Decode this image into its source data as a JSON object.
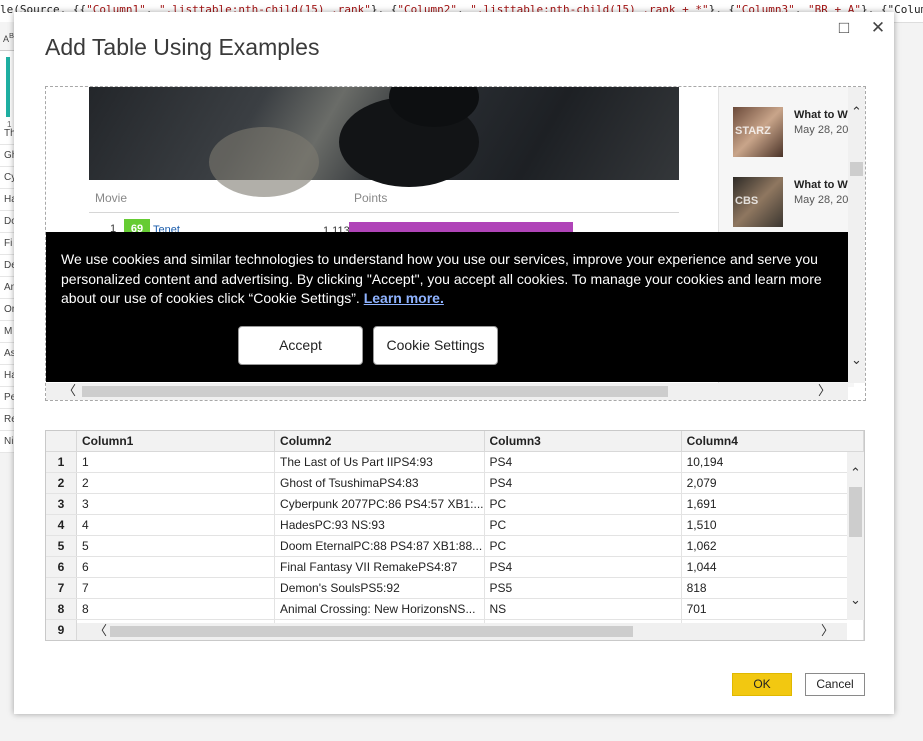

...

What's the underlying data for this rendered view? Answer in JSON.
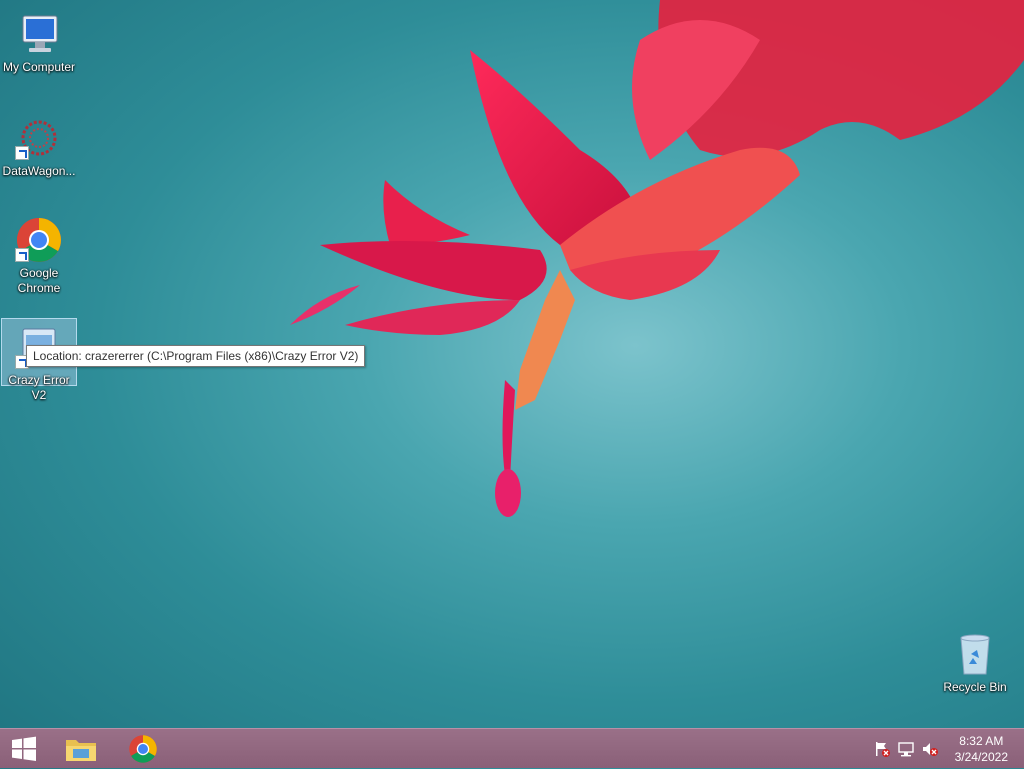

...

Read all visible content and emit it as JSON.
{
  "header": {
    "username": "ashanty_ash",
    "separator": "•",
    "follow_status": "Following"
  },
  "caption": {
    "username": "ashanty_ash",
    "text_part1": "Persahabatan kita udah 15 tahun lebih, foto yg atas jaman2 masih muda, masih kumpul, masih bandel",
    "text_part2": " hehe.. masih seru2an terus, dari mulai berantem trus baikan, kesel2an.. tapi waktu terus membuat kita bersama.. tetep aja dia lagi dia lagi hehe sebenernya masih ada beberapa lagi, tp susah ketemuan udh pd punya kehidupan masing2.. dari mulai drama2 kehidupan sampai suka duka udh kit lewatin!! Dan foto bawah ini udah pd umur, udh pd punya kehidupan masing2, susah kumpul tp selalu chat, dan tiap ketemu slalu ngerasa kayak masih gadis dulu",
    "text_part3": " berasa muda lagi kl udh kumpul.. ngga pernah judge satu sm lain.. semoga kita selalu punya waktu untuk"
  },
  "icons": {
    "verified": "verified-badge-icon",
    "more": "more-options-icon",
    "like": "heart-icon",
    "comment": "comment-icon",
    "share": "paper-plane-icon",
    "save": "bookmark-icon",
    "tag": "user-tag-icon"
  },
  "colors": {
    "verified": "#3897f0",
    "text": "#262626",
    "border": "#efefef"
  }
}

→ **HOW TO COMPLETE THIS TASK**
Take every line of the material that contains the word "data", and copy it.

→ **YOUR RESPONSE**
Decode this image into its source data as a JSON object.
What's the underlying data for this rendered view? Answer in JSON.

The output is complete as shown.